It all began shortly after official news of the defeat of the Armada was brought back to her and her council. One by one the nobles had stood and congratulated her on the success. Sir Francis had stood and, just as he extended his hand, collapsed to the floor. Medical help had been sent for, his family notified…but currently Elizabeth still had heard nothing on the condition of her trusted spymaster.

She was, by request, left unaccompanied in her chambers. Alone with only her thoughts, Elizabeth began to realize just how much she needed Sir Francis Walsingham. It was he, after all, that had encouraged and helped her to transform, all those years ago, into the queen that she was today. He had been unflinchingly loyal, and her most trusted advisor. She could scarcely imagine life without him.

And yet, she reminded herself coldly, in these most recent years she had taken him for granted. After everything he had done for her. She had hit him, yelled at him…acted as if she no longer required his counsel. In hindsight, Elizabeth could hardly understand why he had stayed. It was no secret that his health was on the decline ¾ he could barely stand, for God's sake! ¾ and it was obvious his duties for the court were not helping.

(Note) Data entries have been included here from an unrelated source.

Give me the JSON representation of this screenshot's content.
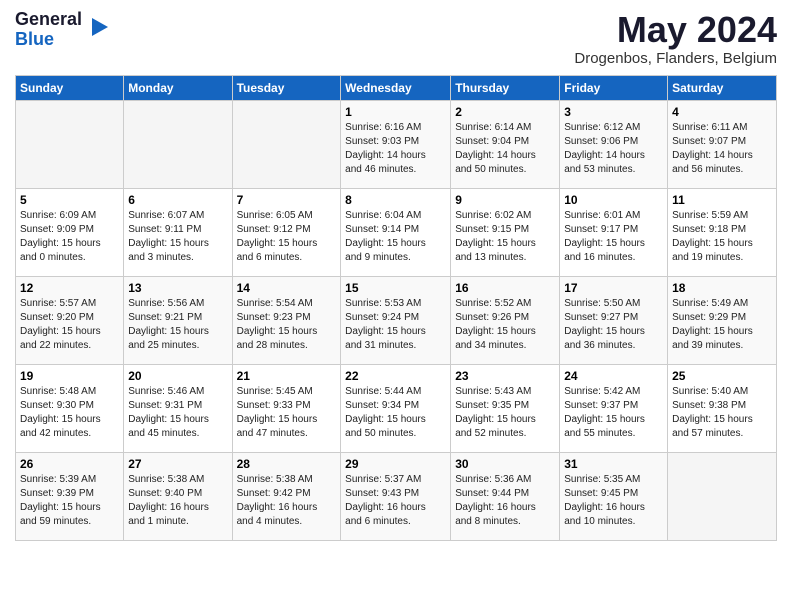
{
  "logo": {
    "general": "General",
    "blue": "Blue"
  },
  "header": {
    "month": "May 2024",
    "location": "Drogenbos, Flanders, Belgium"
  },
  "weekdays": [
    "Sunday",
    "Monday",
    "Tuesday",
    "Wednesday",
    "Thursday",
    "Friday",
    "Saturday"
  ],
  "weeks": [
    [
      {
        "day": "",
        "info": ""
      },
      {
        "day": "",
        "info": ""
      },
      {
        "day": "",
        "info": ""
      },
      {
        "day": "1",
        "info": "Sunrise: 6:16 AM\nSunset: 9:03 PM\nDaylight: 14 hours\nand 46 minutes."
      },
      {
        "day": "2",
        "info": "Sunrise: 6:14 AM\nSunset: 9:04 PM\nDaylight: 14 hours\nand 50 minutes."
      },
      {
        "day": "3",
        "info": "Sunrise: 6:12 AM\nSunset: 9:06 PM\nDaylight: 14 hours\nand 53 minutes."
      },
      {
        "day": "4",
        "info": "Sunrise: 6:11 AM\nSunset: 9:07 PM\nDaylight: 14 hours\nand 56 minutes."
      }
    ],
    [
      {
        "day": "5",
        "info": "Sunrise: 6:09 AM\nSunset: 9:09 PM\nDaylight: 15 hours\nand 0 minutes."
      },
      {
        "day": "6",
        "info": "Sunrise: 6:07 AM\nSunset: 9:11 PM\nDaylight: 15 hours\nand 3 minutes."
      },
      {
        "day": "7",
        "info": "Sunrise: 6:05 AM\nSunset: 9:12 PM\nDaylight: 15 hours\nand 6 minutes."
      },
      {
        "day": "8",
        "info": "Sunrise: 6:04 AM\nSunset: 9:14 PM\nDaylight: 15 hours\nand 9 minutes."
      },
      {
        "day": "9",
        "info": "Sunrise: 6:02 AM\nSunset: 9:15 PM\nDaylight: 15 hours\nand 13 minutes."
      },
      {
        "day": "10",
        "info": "Sunrise: 6:01 AM\nSunset: 9:17 PM\nDaylight: 15 hours\nand 16 minutes."
      },
      {
        "day": "11",
        "info": "Sunrise: 5:59 AM\nSunset: 9:18 PM\nDaylight: 15 hours\nand 19 minutes."
      }
    ],
    [
      {
        "day": "12",
        "info": "Sunrise: 5:57 AM\nSunset: 9:20 PM\nDaylight: 15 hours\nand 22 minutes."
      },
      {
        "day": "13",
        "info": "Sunrise: 5:56 AM\nSunset: 9:21 PM\nDaylight: 15 hours\nand 25 minutes."
      },
      {
        "day": "14",
        "info": "Sunrise: 5:54 AM\nSunset: 9:23 PM\nDaylight: 15 hours\nand 28 minutes."
      },
      {
        "day": "15",
        "info": "Sunrise: 5:53 AM\nSunset: 9:24 PM\nDaylight: 15 hours\nand 31 minutes."
      },
      {
        "day": "16",
        "info": "Sunrise: 5:52 AM\nSunset: 9:26 PM\nDaylight: 15 hours\nand 34 minutes."
      },
      {
        "day": "17",
        "info": "Sunrise: 5:50 AM\nSunset: 9:27 PM\nDaylight: 15 hours\nand 36 minutes."
      },
      {
        "day": "18",
        "info": "Sunrise: 5:49 AM\nSunset: 9:29 PM\nDaylight: 15 hours\nand 39 minutes."
      }
    ],
    [
      {
        "day": "19",
        "info": "Sunrise: 5:48 AM\nSunset: 9:30 PM\nDaylight: 15 hours\nand 42 minutes."
      },
      {
        "day": "20",
        "info": "Sunrise: 5:46 AM\nSunset: 9:31 PM\nDaylight: 15 hours\nand 45 minutes."
      },
      {
        "day": "21",
        "info": "Sunrise: 5:45 AM\nSunset: 9:33 PM\nDaylight: 15 hours\nand 47 minutes."
      },
      {
        "day": "22",
        "info": "Sunrise: 5:44 AM\nSunset: 9:34 PM\nDaylight: 15 hours\nand 50 minutes."
      },
      {
        "day": "23",
        "info": "Sunrise: 5:43 AM\nSunset: 9:35 PM\nDaylight: 15 hours\nand 52 minutes."
      },
      {
        "day": "24",
        "info": "Sunrise: 5:42 AM\nSunset: 9:37 PM\nDaylight: 15 hours\nand 55 minutes."
      },
      {
        "day": "25",
        "info": "Sunrise: 5:40 AM\nSunset: 9:38 PM\nDaylight: 15 hours\nand 57 minutes."
      }
    ],
    [
      {
        "day": "26",
        "info": "Sunrise: 5:39 AM\nSunset: 9:39 PM\nDaylight: 15 hours\nand 59 minutes."
      },
      {
        "day": "27",
        "info": "Sunrise: 5:38 AM\nSunset: 9:40 PM\nDaylight: 16 hours\nand 1 minute."
      },
      {
        "day": "28",
        "info": "Sunrise: 5:38 AM\nSunset: 9:42 PM\nDaylight: 16 hours\nand 4 minutes."
      },
      {
        "day": "29",
        "info": "Sunrise: 5:37 AM\nSunset: 9:43 PM\nDaylight: 16 hours\nand 6 minutes."
      },
      {
        "day": "30",
        "info": "Sunrise: 5:36 AM\nSunset: 9:44 PM\nDaylight: 16 hours\nand 8 minutes."
      },
      {
        "day": "31",
        "info": "Sunrise: 5:35 AM\nSunset: 9:45 PM\nDaylight: 16 hours\nand 10 minutes."
      },
      {
        "day": "",
        "info": ""
      }
    ]
  ]
}
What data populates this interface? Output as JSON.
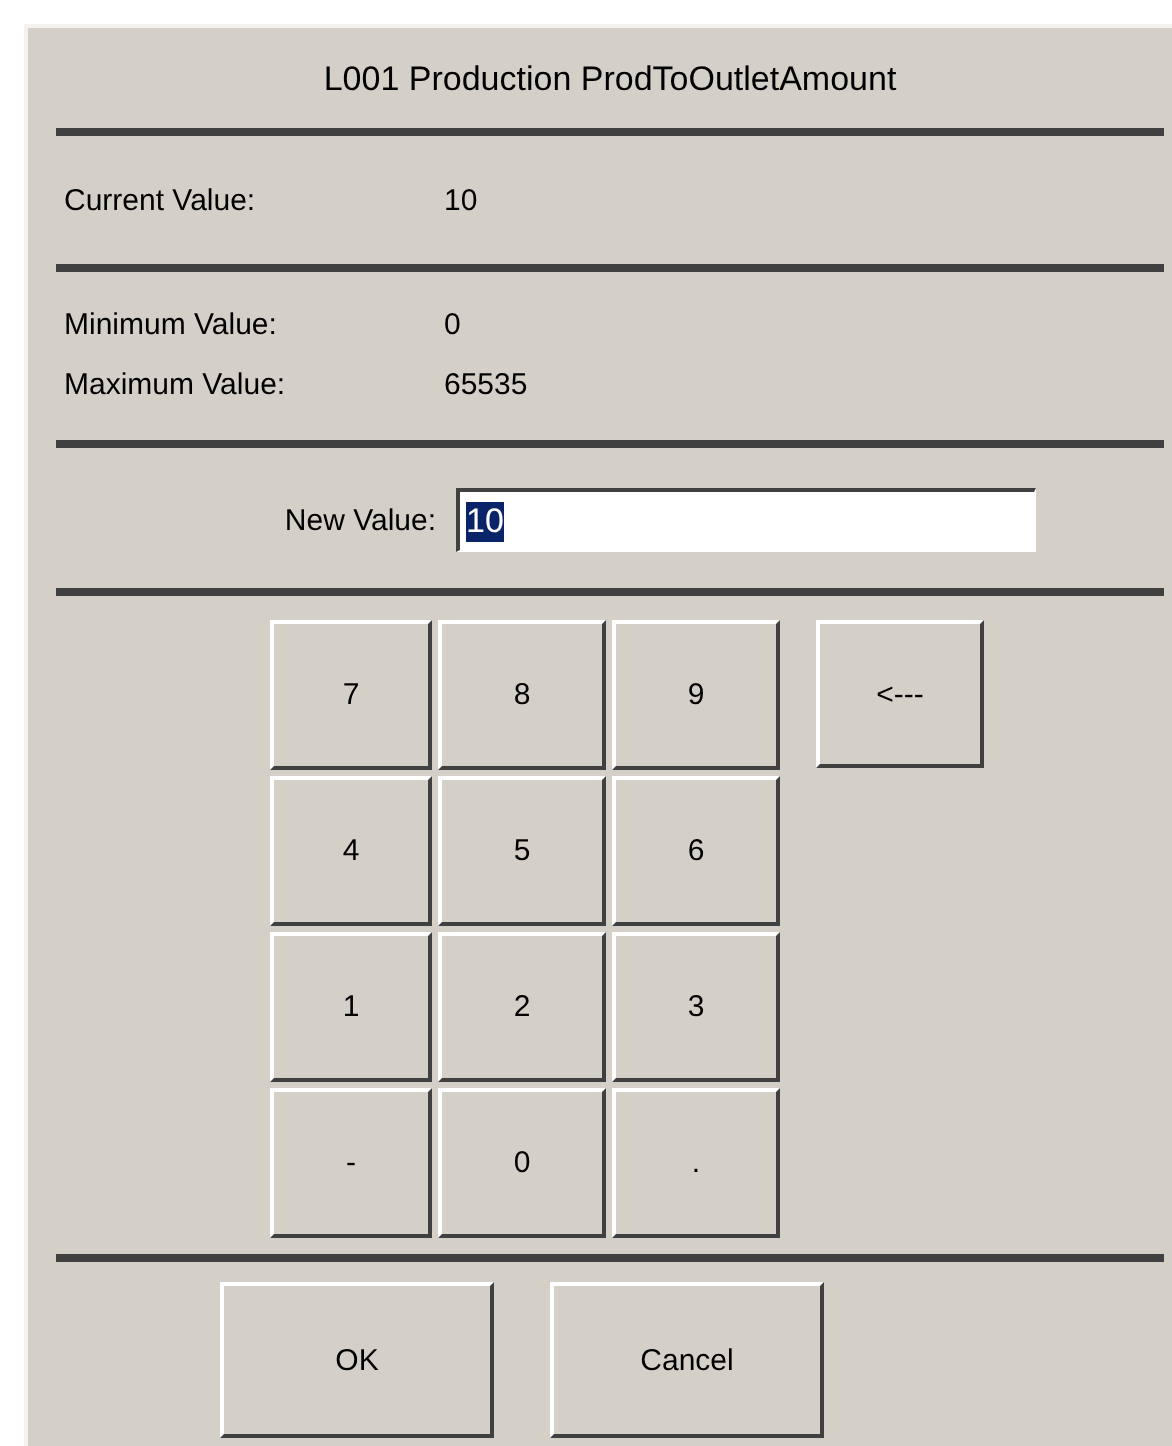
{
  "dialog": {
    "title": "L001 Production ProdToOutletAmount"
  },
  "current": {
    "label": "Current Value:",
    "value": "10"
  },
  "limits": [
    {
      "label": "Minimum Value:",
      "value": "0"
    },
    {
      "label": "Maximum Value:",
      "value": "65535"
    }
  ],
  "new_value": {
    "label": "New Value:",
    "value": "10",
    "text_selected": true
  },
  "keypad": [
    [
      "7",
      "8",
      "9"
    ],
    [
      "4",
      "5",
      "6"
    ],
    [
      "1",
      "2",
      "3"
    ],
    [
      "-",
      "0",
      "."
    ]
  ],
  "backspace": "<---",
  "buttons": [
    "OK",
    "Cancel"
  ]
}
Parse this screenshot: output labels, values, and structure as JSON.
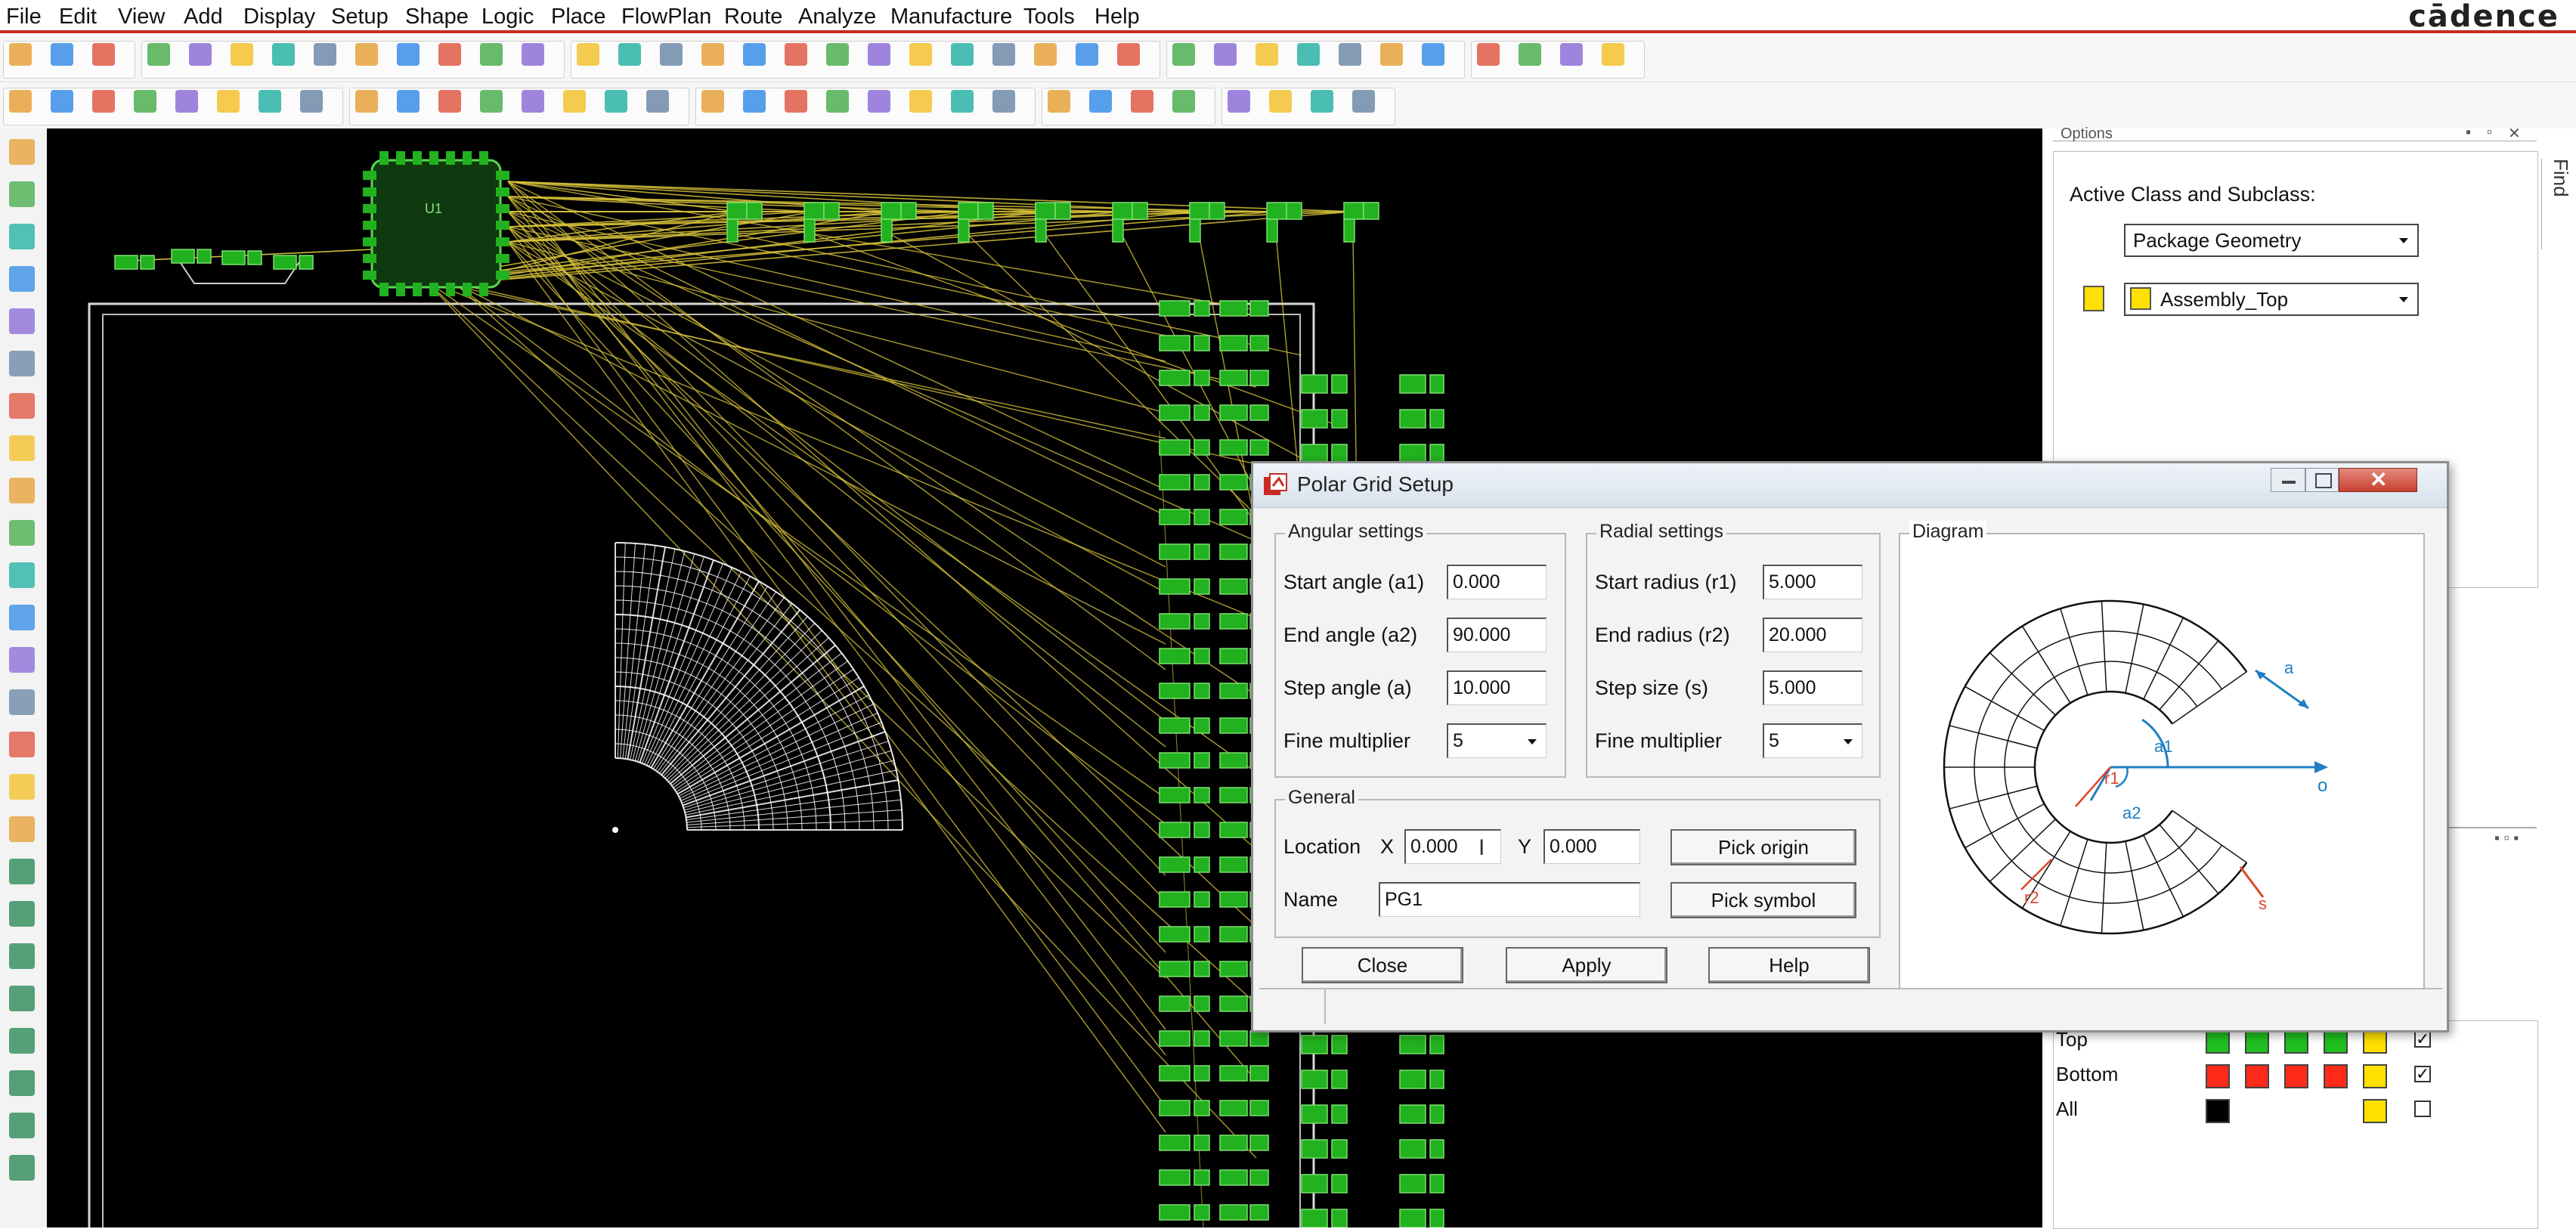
{
  "menu": [
    "File",
    "Edit",
    "View",
    "Add",
    "Display",
    "Setup",
    "Shape",
    "Logic",
    "Place",
    "FlowPlan",
    "Route",
    "Analyze",
    "Manufacture",
    "Tools",
    "Help"
  ],
  "brand": "cādence",
  "options_panel": {
    "title": "Options",
    "active_label": "Active Class and Subclass:",
    "class_value": "Package Geometry",
    "subclass_value": "Assembly_Top",
    "subclass_color": "#ffe000",
    "find_tab": "Find"
  },
  "layer_table": [
    {
      "name": "Top",
      "colors": [
        "#1fbf1f",
        "#1fbf1f",
        "#1fbf1f",
        "#1fbf1f",
        "#ffe000"
      ],
      "checked": "✓"
    },
    {
      "name": "Bottom",
      "colors": [
        "#ff2a1a",
        "#ff2a1a",
        "#ff2a1a",
        "#ff2a1a",
        "#ffe000"
      ],
      "checked": "✓"
    },
    {
      "name": "All",
      "colors": [
        "#000000",
        "",
        "",
        "",
        "#ffe000"
      ],
      "checked": ""
    }
  ],
  "dialog": {
    "title": "Polar Grid Setup",
    "angular": {
      "label": "Angular settings",
      "start_label": "Start angle (a1)",
      "start_value": "0.000",
      "end_label": "End angle (a2)",
      "end_value": "90.000",
      "step_label": "Step angle (a)",
      "step_value": "10.000",
      "fine_label": "Fine multiplier",
      "fine_value": "5"
    },
    "radial": {
      "label": "Radial settings",
      "start_label": "Start radius (r1)",
      "start_value": "5.000",
      "end_label": "End radius (r2)",
      "end_value": "20.000",
      "step_label": "Step size (s)",
      "step_value": "5.000",
      "fine_label": "Fine multiplier",
      "fine_value": "5"
    },
    "general": {
      "label": "General",
      "location_label": "Location",
      "x_label": "X",
      "x_value": "0.000",
      "y_label": "Y",
      "y_value": "0.000",
      "name_label": "Name",
      "name_value": "PG1",
      "pick_origin": "Pick origin",
      "pick_symbol": "Pick symbol"
    },
    "diagram": {
      "label": "Diagram",
      "a": "a",
      "a1": "a1",
      "a2": "a2",
      "r1": "r1",
      "r2": "r2",
      "s": "s",
      "origin": "o"
    },
    "buttons": {
      "close": "Close",
      "apply": "Apply",
      "help": "Help"
    }
  },
  "colors": {
    "accent_red": "#c82b23",
    "board_green": "#22b11f",
    "rat_yellow": "#d9c43a",
    "canvas_bg": "#000000",
    "diagram_blue": "#1f7fc0",
    "diagram_red": "#e0452a"
  },
  "icons": {
    "toolbar1": [
      "new-file-icon",
      "open-file-icon",
      "save-icon",
      "move-icon",
      "copy-icon",
      "delete-icon",
      "undo-icon",
      "redo-icon",
      "undo-history-icon",
      "redo-history-icon",
      "pin-icon",
      "push-pin-icon",
      "zoom-fit-icon",
      "zoom-world-icon",
      "zoom-in-icon",
      "zoom-out-icon",
      "zoom-prev-icon",
      "zoom-points-icon",
      "zoom-selection-icon",
      "shadow-mode-icon",
      "3d-view-icon",
      "layers-icon",
      "grid-icon",
      "color-icon",
      "visibility-icon",
      "drc-icon",
      "palette-icon",
      "settings-icon",
      "snap-icon",
      "info-icon",
      "property-icon",
      "measure-icon",
      "brush-icon",
      "sun-icon",
      "light-icon",
      "stats-icon",
      "timer-icon",
      "report-icon"
    ],
    "toolbar2": [
      "layer-top-icon",
      "layer-bottom-icon",
      "assembly-icon",
      "silk-icon",
      "mask-icon",
      "paste-icon",
      "view-icon",
      "copper-icon",
      "route-icon",
      "via-icon",
      "pin-swap-icon",
      "shape-icon",
      "rect-icon",
      "circle-icon",
      "poly-icon",
      "void-icon",
      "merge-icon",
      "slice-icon",
      "text-icon",
      "dimension-icon",
      "lock-icon",
      "interactive-route-icon",
      "fanout-icon",
      "tune-icon",
      "group-icon",
      "bundle-icon",
      "flow-icon",
      "refresh-icon",
      "analysis-icon",
      "constraint-icon",
      "swap-icon",
      "help-icon"
    ],
    "left": [
      "place-icon",
      "component-icon",
      "net-icon",
      "route-icon",
      "pin-icon",
      "signal-icon",
      "spread-icon",
      "bundle-icon",
      "constraint-icon",
      "target-icon",
      "link-icon",
      "line-icon",
      "rect-icon",
      "shape-add-icon",
      "brush-icon",
      "connect-icon",
      "cline-icon",
      "slide-icon",
      "delay-tune-icon",
      "diff-pair-icon",
      "gloss-icon",
      "via-icon",
      "stub-icon",
      "fanout-icon",
      "group-route-icon"
    ]
  }
}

And despite everything, he had stayed. And Elizabeth would forever be in his debt for it.

Elizabeth wondered if Francis knew just how grateful she was to him. Considering the way she had treated him in recent years, probably not. She hoped he did; if not, she would have to tell him. If she ever got to see him alive again, she thought harshly. She tried to envisage the court without his presence, unsuccessfully.

"Majesty," a voice penetrated her thoughts. Elizabeth looked up, both surprised and angered at the interruption. "Sir Francis is conscious; you may speak to him, if you wish."

"He will be well?" Elizabeth asked, approaching the servant who had come to notify her. The servant looked down.

"Sir Francis is dying, Your Majesty."

Dying. The word echoed in Elizabeth's mind. It was not possible. Francis had always seemed so…invincible. She motioned for the servant to lead her to him. No; he could not be dying. He was her most loyal advisor, her spymaster…her friend.